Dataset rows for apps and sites
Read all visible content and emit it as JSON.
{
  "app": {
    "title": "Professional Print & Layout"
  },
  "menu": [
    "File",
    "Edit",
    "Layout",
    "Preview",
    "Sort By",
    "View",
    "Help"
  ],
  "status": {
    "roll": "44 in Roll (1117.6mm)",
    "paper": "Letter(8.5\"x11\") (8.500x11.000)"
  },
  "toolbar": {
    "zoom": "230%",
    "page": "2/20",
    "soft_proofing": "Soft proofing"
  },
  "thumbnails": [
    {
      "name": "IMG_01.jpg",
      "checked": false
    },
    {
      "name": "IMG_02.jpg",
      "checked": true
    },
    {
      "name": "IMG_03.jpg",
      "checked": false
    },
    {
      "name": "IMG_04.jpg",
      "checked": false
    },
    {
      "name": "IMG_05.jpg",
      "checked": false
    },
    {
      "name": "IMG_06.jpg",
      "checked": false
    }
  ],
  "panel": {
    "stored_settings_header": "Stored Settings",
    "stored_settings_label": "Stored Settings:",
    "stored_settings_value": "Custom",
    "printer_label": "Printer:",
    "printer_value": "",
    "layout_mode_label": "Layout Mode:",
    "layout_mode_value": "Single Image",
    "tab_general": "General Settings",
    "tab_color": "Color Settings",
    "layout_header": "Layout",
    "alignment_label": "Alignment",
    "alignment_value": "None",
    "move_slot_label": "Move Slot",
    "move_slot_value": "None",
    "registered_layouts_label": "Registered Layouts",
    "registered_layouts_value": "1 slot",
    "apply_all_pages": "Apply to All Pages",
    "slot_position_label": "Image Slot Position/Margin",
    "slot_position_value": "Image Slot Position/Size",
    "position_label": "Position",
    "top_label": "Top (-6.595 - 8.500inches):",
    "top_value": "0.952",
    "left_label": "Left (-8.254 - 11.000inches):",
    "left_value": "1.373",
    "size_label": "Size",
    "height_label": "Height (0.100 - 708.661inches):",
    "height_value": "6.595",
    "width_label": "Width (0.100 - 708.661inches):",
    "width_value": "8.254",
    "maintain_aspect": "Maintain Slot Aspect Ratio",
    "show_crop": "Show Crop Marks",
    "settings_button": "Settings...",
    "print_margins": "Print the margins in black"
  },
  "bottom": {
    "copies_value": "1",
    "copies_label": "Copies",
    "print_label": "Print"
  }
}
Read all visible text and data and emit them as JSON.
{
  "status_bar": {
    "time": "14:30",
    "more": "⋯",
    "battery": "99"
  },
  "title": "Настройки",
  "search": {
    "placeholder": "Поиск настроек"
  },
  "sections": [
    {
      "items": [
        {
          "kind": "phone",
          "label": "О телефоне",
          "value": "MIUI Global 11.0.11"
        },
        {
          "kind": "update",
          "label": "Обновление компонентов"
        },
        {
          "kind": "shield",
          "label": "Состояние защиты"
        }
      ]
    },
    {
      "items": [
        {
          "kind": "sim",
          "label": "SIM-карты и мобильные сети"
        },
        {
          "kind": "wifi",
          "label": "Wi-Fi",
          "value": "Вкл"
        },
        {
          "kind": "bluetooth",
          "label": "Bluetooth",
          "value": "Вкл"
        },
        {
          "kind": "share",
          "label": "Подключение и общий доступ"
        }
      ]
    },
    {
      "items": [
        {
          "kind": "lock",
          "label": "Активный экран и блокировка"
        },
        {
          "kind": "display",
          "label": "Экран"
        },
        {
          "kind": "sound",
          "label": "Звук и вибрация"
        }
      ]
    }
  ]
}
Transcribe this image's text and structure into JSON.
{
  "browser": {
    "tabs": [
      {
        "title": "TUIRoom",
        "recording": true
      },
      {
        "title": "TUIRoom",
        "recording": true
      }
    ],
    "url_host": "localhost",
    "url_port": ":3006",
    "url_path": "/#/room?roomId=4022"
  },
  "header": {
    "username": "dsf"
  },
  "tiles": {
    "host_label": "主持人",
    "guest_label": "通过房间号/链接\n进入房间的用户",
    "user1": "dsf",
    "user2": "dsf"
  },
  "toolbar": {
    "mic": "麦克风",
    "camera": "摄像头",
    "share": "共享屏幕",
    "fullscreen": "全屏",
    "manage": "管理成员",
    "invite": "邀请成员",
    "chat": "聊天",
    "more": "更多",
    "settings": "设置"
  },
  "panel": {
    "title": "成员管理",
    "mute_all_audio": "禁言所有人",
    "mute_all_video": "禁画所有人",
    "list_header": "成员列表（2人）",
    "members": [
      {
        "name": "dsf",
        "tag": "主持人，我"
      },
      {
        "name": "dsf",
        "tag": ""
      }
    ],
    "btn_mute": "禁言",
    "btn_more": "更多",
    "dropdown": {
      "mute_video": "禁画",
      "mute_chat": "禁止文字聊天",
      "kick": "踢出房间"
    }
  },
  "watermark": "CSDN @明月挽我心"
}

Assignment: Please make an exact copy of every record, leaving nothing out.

Worked solution:
Read all visible content and emit it as JSON.
{
  "app": {
    "title": "Professional Print & Layout"
  },
  "menu": [
    "File",
    "Edit",
    "Layout",
    "Preview",
    "Sort By",
    "View",
    "Help"
  ],
  "status": {
    "roll": "44 in Roll (1117.6mm)",
    "paper": "Letter(8.5\"x11\") (8.500x11.000)"
  },
  "toolbar": {
    "zoom": "230%",
    "page": "2/20",
    "soft_proofing": "Soft proofing"
  },
  "thumbnails": [
    {
      "name": "IMG_01.jpg",
      "checked": false
    },
    {
      "name": "IMG_02.jpg",
      "checked": true
    },
    {
      "name": "IMG_03.jpg",
      "checked": false
    },
    {
      "name": "IMG_04.jpg",
      "checked": false
    },
    {
      "name": "IMG_05.jpg",
      "checked": false
    },
    {
      "name": "IMG_06.jpg",
      "checked": false
    }
  ],
  "panel": {
    "stored_settings_header": "Stored Settings",
    "stored_settings_label": "Stored Settings:",
    "stored_settings_value": "Custom",
    "printer_label": "Printer:",
    "printer_value": "",
    "layout_mode_label": "Layout Mode:",
    "layout_mode_value": "Single Image",
    "tab_general": "General Settings",
    "tab_color": "Color Settings",
    "layout_header": "Layout",
    "alignment_label": "Alignment",
    "alignment_value": "None",
    "move_slot_label": "Move Slot",
    "move_slot_value": "None",
    "registered_layouts_label": "Registered Layouts",
    "registered_layouts_value": "1 slot",
    "apply_all_pages": "Apply to All Pages",
    "slot_position_label": "Image Slot Position/Margin",
    "slot_position_value": "Image Slot Position/Size",
    "position_label": "Position",
    "top_label": "Top (-6.595 - 8.500inches):",
    "top_value": "0.952",
    "left_label": "Left (-8.254 - 11.000inches):",
    "left_value": "1.373",
    "size_label": "Size",
    "height_label": "Height (0.100 - 708.661inches):",
    "height_value": "6.595",
    "width_label": "Width (0.100 - 708.661inches):",
    "width_value": "8.254",
    "maintain_aspect": "Maintain Slot Aspect Ratio",
    "show_crop": "Show Crop Marks",
    "settings_button": "Settings...",
    "print_margins": "Print the margins in black"
  },
  "bottom": {
    "copies_value": "1",
    "copies_label": "Copies",
    "print_label": "Print"
  }
}
Read all visible text and data and emit them as JSON.
{
  "status_bar": {
    "time": "14:30",
    "more": "⋯",
    "battery": "99"
  },
  "title": "Настройки",
  "search": {
    "placeholder": "Поиск настроек"
  },
  "sections": [
    {
      "items": [
        {
          "kind": "phone",
          "label": "О телефоне",
          "value": "MIUI Global 11.0.11"
        },
        {
          "kind": "update",
          "label": "Обновление компонентов"
        },
        {
          "kind": "shield",
          "label": "Состояние защиты"
        }
      ]
    },
    {
      "items": [
        {
          "kind": "sim",
          "label": "SIM-карты и мобильные сети"
        },
        {
          "kind": "wifi",
          "label": "Wi-Fi",
          "value": "Вкл"
        },
        {
          "kind": "bluetooth",
          "label": "Bluetooth",
          "value": "Вкл"
        },
        {
          "kind": "share",
          "label": "Подключение и общий доступ"
        }
      ]
    },
    {
      "items": [
        {
          "kind": "lock",
          "label": "Активный экран и блокировка"
        },
        {
          "kind": "display",
          "label": "Экран"
        },
        {
          "kind": "sound",
          "label": "Звук и вибрация"
        }
      ]
    }
  ]
}
Transcribe this image's text and structure into JSON.
{
  "browser": {
    "tabs": [
      {
        "title": "TUIRoom",
        "recording": true
      },
      {
        "title": "TUIRoom",
        "recording": true
      }
    ],
    "url_host": "localhost",
    "url_port": ":3006",
    "url_path": "/#/room?roomId=4022"
  },
  "header": {
    "username": "dsf"
  },
  "tiles": {
    "host_label": "主持人",
    "guest_label": "通过房间号/链接\n进入房间的用户",
    "user1": "dsf",
    "user2": "dsf"
  },
  "toolbar": {
    "mic": "麦克风",
    "camera": "摄像头",
    "share": "共享屏幕",
    "fullscreen": "全屏",
    "manage": "管理成员",
    "invite": "邀请成员",
    "chat": "聊天",
    "more": "更多",
    "settings": "设置"
  },
  "panel": {
    "title": "成员管理",
    "mute_all_audio": "禁言所有人",
    "mute_all_video": "禁画所有人",
    "list_header": "成员列表（2人）",
    "members": [
      {
        "name": "dsf",
        "tag": "主持人，我"
      },
      {
        "name": "dsf",
        "tag": ""
      }
    ],
    "btn_mute": "禁言",
    "btn_more": "更多",
    "dropdown": {
      "mute_video": "禁画",
      "mute_chat": "禁止文字聊天",
      "kick": "踢出房间"
    }
  },
  "watermark": "CSDN @明月挽我心"
}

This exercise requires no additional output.